For the umpteenth time Saturday, Skylar Thompson found himself on the ground.
The Kansas State quarterback had just been forced to chase down an errant snap that soared past him midway through the fourth quarter. When he finally fell on the ball, Kansas State had lost 23 yards. They went on to lose the game in upset fashion to Arkansas State, 35-31.
Whether it was the errant snap or several miscommunications, Kansas State’s offensive line didn’t play well enough for the Wildcats to win.
“We just did not block well enough,” K-State head coach Chris Klieman said. “We didn’t communicate well enough, and for us to be successful we have to be better up front, and those guys know that.”
Against a Sun Belt opponent that came in as a double-digit underdog, Kansas State’s offensive line was thoroughly whooped. The Wildcats totaled only 91 rushing yards (2.3 yards per carry), while surrendering eight tackles for loss.
When Kansas State dropped back to pass, the line wasn’t much better. Arkansas State notched two sacks and pummeled Thompson throughout the game. The punishment took its toll, as Klieman noted postgame that Thompson’s mobility was compromised as the game wore on because of the hits he was taking.
Kansas State’s offensive line entered the season as one of the team’s biggest question marks. The group lost all five of its 2019 starters to graduation, leaving a largely inexperienced squad to move into the lineup.
It didn’t help matters when starting center Noah Johnson injured his right arm on the Wildcats’ first series of the game.
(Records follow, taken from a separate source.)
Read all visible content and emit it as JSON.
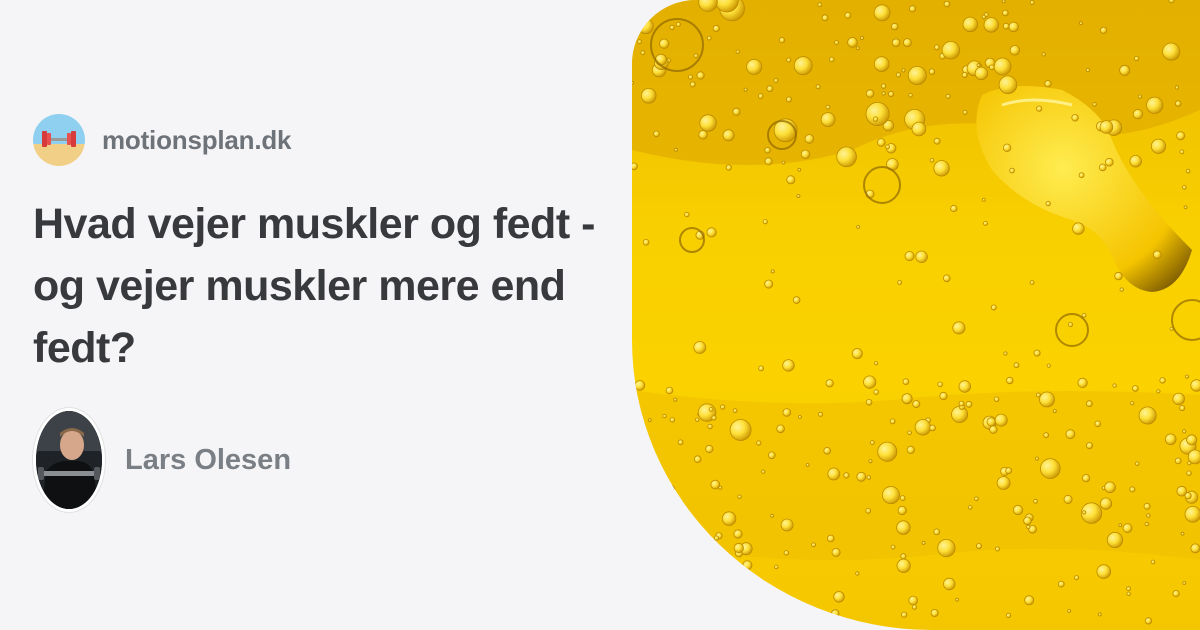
{
  "site": {
    "name": "motionsplan.dk",
    "logo_icon": "dumbbell-icon"
  },
  "article": {
    "title": "Hvad vejer muskler og fedt - og vejer muskler mere end fedt?"
  },
  "author": {
    "name": "Lars Olesen",
    "avatar_icon": "person-avatar-icon"
  },
  "hero": {
    "icon": "oil-bubbles-image",
    "color_main": "#f8cf00",
    "color_dark": "#d4a000",
    "color_light": "#ffe84a"
  }
}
Klieman tried to move right guard Ben Adler to center and plug Johnson in at right guard, but when it became clear that Johnson’s injury was too severe to play with, Klieman brought in backup center Hayden Gillum to take over snapping duties.
“Noah tried to come back in, knew he couldn’t snap the ball so he tried to play some guard and then he figured out he couldn’t do it,” Klieman said. “Then we brought in Hayden. Once again, I thought Hayden Gillum did a nice job, but we just didn’t move them, bottom line.”
The line’s inexperience showed as Kansas State tried to establish its ground game throughout the first half. Despite a few electrifying runs from freshman running back Deuce Vaughn, Arkansas State largely kept the Wildcats’ ground game in check. The Red Wolves limited K-State to 59 rushing yards, 20 of which came on one run from wide receiver Chabastin Taylor.
The Red Wolves’ defense isn’t exactly a juggernaut when it comes to stopping the run, either. In their first game against Memphis, they allowed 227 rushing yards.
However, they were assignment sound against the Wildcats on Saturday. Where the Kansas State linemen tried to create gaps, the Arkansas State linemen filled them.
“They were switching in and out of their three and four-down front,” Vaughn said. “We knew that they would do that because we’re a pretty power-run heavy team, and they would always screw down (on Anthony Switzer), who was their free safety. They had a pretty stout defensive lineman. ... We have to shore up and practice whenever we get back out onto the field on Monday and get to practicing everything, just things we are going to have to look at and correct.”
To alleviate some of the problems with the running game, Klieman asked Thompson to drop back more to pass. With the large number of Arkansas State players committed to playing close to the line of scrimmage, the majority of Kansas State’s passing opportunities were of the deep variety.
While the Wildcats were able to reel off several gains during the game, relying on deep passing was challenging with a line that struggled to hold its blocks. Thompson repeatedly was hit as soon as he released the ball throughout the game.
“It makes some things tough, but that is part of being a quarterback,” Thompson said. “I thought I did a good job of hanging in there and making some throws today. ... There were multiple times that I could have protected myself better. There are a lot of things that go into that stuff. It is all a learning experience.”
To his credit, the senior quarterback showed poise, completing 17 of 29 passing attempts for 259 yards and two touchdowns. But the punishment limited Thompson’s ability to move the ball on the ground, something that became more and more apparent as the game wore on. With under 20 seconds remaining and Kansas State on its own 49-yard line needing a touchdown, Thompson took a snap and dropped back to pass. Out of the corner of his eye, he saw ASU outside linebacker Fred Hervey break through the right side of the line.
Thompson tried to run away from the oncoming pressure, but the repeated blows had slowed him down just enough to allow Hervey to catch him from behind and wrestle him to the ground.
The sack siphoned off eight seconds from the clock and 4 yards from Kansas State’s progress. It turned an already hard task of coming back into an impossible one.
Kansas State’s offensive line issues don’t have an immediate solution, as there aren’t any experienced veterans in the group to lean on.
The only answer is to give the group time to develop and jell. That’s time the Wildcats do not have with a trip to face No. 5 Oklahoma looming in two weeks.
“It has to be better as a whole,” Klieman said. “We didn’t win the line of scrimmage.”